Jason Hiller August 24, 2022 5 min read

Artificial Limbs, Eyeglasses, & Hearing Aids – Workers’ Compensation Compensable?

When hiring an employee who utilizes an assistive medical device, such as eyeglasses, hearing aids, or an artificial limb, what happens when their device is damaged at work? As with many legal and statutory questions, the short answer is “it depends.” However, in Wisconsin, more often than not, when the device damage is due to an exposure on the job, repair or replacement of the employee’s personal assistive medical device may be compensable.  

Generally speaking, in Wisconsin, an "injury" (for workers’ compensation purposes) means mental or physical harm to an employee caused by accident or disease, and also includes damage to or destruction of artificial members, dental appliances, teeth, hearing aids, and eyeglasses. However, in the case of hearing aids or eyeglasses, repair/replacement would only be compensable if such damage or destruction resulted from an accident that also caused personal injury entitling the employee to compensation for disability or medical treatment.

But what if there is no real “accident?" Does there have to be physical injury to the person to initiate a workers’ compensation claim? These are all very valid questions, and facts would need to be explored to get beyond the “it depends” answer.

Let’s look at a few scenarios:

  • An office/clerical employee drops their eyeglasses on the floor in their office and the glasses are damaged.
    • Since there was no personal injury in this scenario, workers’ compensation would not likely pick up the repair/replacement.
  • An employee is walking on a level/flat surface with no other hazards present (i.e. no puddles of water, uneven flooring, etc.) and they stumble over their own feet. Their hearing aid falls out and breaks when it hits the floor. The employee is ok and does not sustain any personal injury from the fall.  
    • This is likely not compensable under workers' compensation due to idiopathic defense (nothing in the work environment caused the employee to fall). However, if there was a hazard that came into play, such as a slippery floor, or the employee sustains an injury as a result of the fall, this could easily change.
  • An employee is climbing a ladder and the hardware attaching their foot to their prosthetic leg/ankle fails and requires medical intervention to repair. 
    • This is likely compensable under workers' compensation as the ladder is considered a “zone of danger” – though if there is a defect in the prosthetic that caused its failure, there may be potential for subrogation/recovery with the manufacturer.
    • In this scenario, if the employee were to also fall off the ladder and break their arm – the arm would almost certainly be covered even if the prosthetic repairs were not.
  • A cinder block falls and crushes the employee’s prosthetic arm on the job site. 
    • This is very likely compensable under workers' compensation as the hazard arose out of the employment (but for being at work, the employee wouldn’t have been exposed to the cinder block).

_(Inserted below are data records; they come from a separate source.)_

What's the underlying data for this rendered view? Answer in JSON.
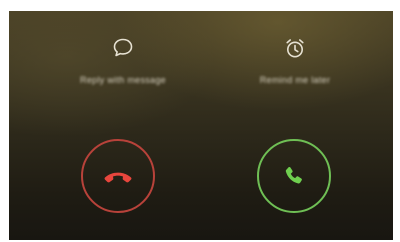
{
  "options": [
    {
      "id": "message",
      "icon": "message-bubble-icon",
      "label": "Reply with message"
    },
    {
      "id": "reminder",
      "icon": "alarm-clock-icon",
      "label": "Remind me later"
    }
  ],
  "actions": {
    "decline": {
      "icon": "phone-hangup-icon",
      "color": "#e8463d",
      "ring_color": "#b8423a"
    },
    "answer": {
      "icon": "phone-answer-icon",
      "color": "#6fcf4f",
      "ring_color": "#6fbf55"
    }
  }
}
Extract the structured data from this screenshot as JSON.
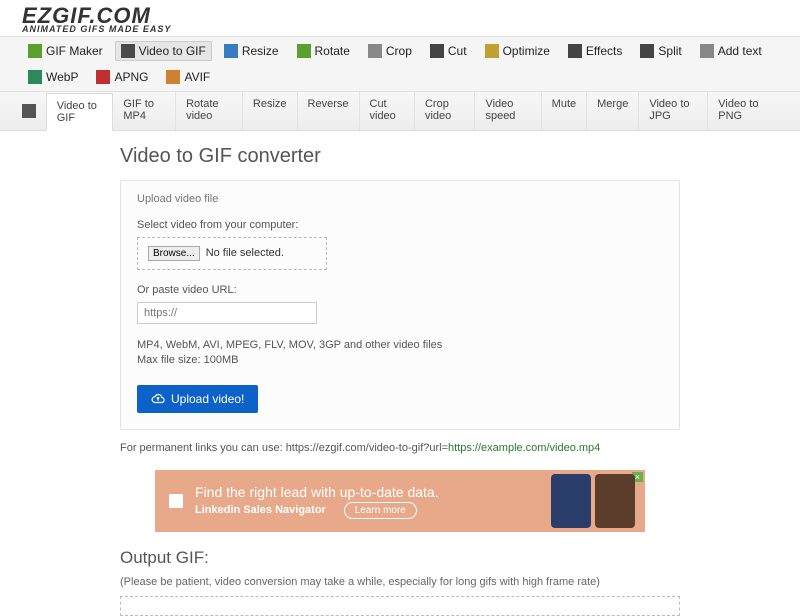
{
  "logo": {
    "main": "EZGIF.COM",
    "tagline": "ANIMATED GIFS MADE EASY"
  },
  "nav_primary": [
    {
      "id": "gif-maker",
      "label": "GIF Maker",
      "iconColor": "#5aa02c"
    },
    {
      "id": "video-to-gif",
      "label": "Video to GIF",
      "iconColor": "#4a4a4a",
      "active": true
    },
    {
      "id": "resize",
      "label": "Resize",
      "iconColor": "#3a7bbf"
    },
    {
      "id": "rotate",
      "label": "Rotate",
      "iconColor": "#5aa02c"
    },
    {
      "id": "crop",
      "label": "Crop",
      "iconColor": "#888"
    },
    {
      "id": "cut",
      "label": "Cut",
      "iconColor": "#444"
    },
    {
      "id": "optimize",
      "label": "Optimize",
      "iconColor": "#c0a030"
    },
    {
      "id": "effects",
      "label": "Effects",
      "iconColor": "#444"
    },
    {
      "id": "split",
      "label": "Split",
      "iconColor": "#444"
    },
    {
      "id": "add-text",
      "label": "Add text",
      "iconColor": "#888"
    },
    {
      "id": "webp",
      "label": "WebP",
      "iconColor": "#2a8a5a"
    },
    {
      "id": "apng",
      "label": "APNG",
      "iconColor": "#c03030"
    },
    {
      "id": "avif",
      "label": "AVIF",
      "iconColor": "#d08030"
    }
  ],
  "nav_secondary": [
    {
      "id": "video-to-gif-tab",
      "label": "Video to GIF",
      "active": true
    },
    {
      "id": "gif-to-mp4",
      "label": "GIF to MP4"
    },
    {
      "id": "rotate-video",
      "label": "Rotate video"
    },
    {
      "id": "resize-video",
      "label": "Resize"
    },
    {
      "id": "reverse",
      "label": "Reverse"
    },
    {
      "id": "cut-video",
      "label": "Cut video"
    },
    {
      "id": "crop-video",
      "label": "Crop video"
    },
    {
      "id": "video-speed",
      "label": "Video speed"
    },
    {
      "id": "mute",
      "label": "Mute"
    },
    {
      "id": "merge",
      "label": "Merge"
    },
    {
      "id": "video-to-jpg",
      "label": "Video to JPG"
    },
    {
      "id": "video-to-png",
      "label": "Video to PNG"
    }
  ],
  "page": {
    "title": "Video to GIF converter",
    "legend": "Upload video file",
    "select_label": "Select video from your computer:",
    "browse": "Browse...",
    "no_file": "No file selected.",
    "url_label": "Or paste video URL:",
    "url_placeholder": "https://",
    "formats_line": "MP4, WebM, AVI, MPEG, FLV, MOV, 3GP and other video files",
    "maxsize_line": "Max file size: 100MB",
    "upload_btn": "Upload video!",
    "perm_prefix": "For permanent links you can use: https://ezgif.com/video-to-gif?url=",
    "perm_link": "https://example.com/video.mp4",
    "output_heading": "Output GIF:",
    "patience_note": "(Please be patient, video conversion may take a while, especially for long gifs with high frame rate)"
  },
  "ad": {
    "headline": "Find the right lead with up-to-date data.",
    "brand": "Linkedin Sales Navigator",
    "cta": "Learn more",
    "close": "×"
  }
}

As you can see, every scenario is going to have a unique set of situational facts that will all play a key role in determining compensability. Prompt injury reporting and investigation will be the strongest tools in your toolbox to prevent unnecessary claims. As always, please reach out to your Hausmann Group contact if you have any questions about a specific situation or fact pattern. We are always here to help navigate the complex system of workers’ compensation.


Jason Hiller

Claims Resolution Strategist – Worker’s Compensation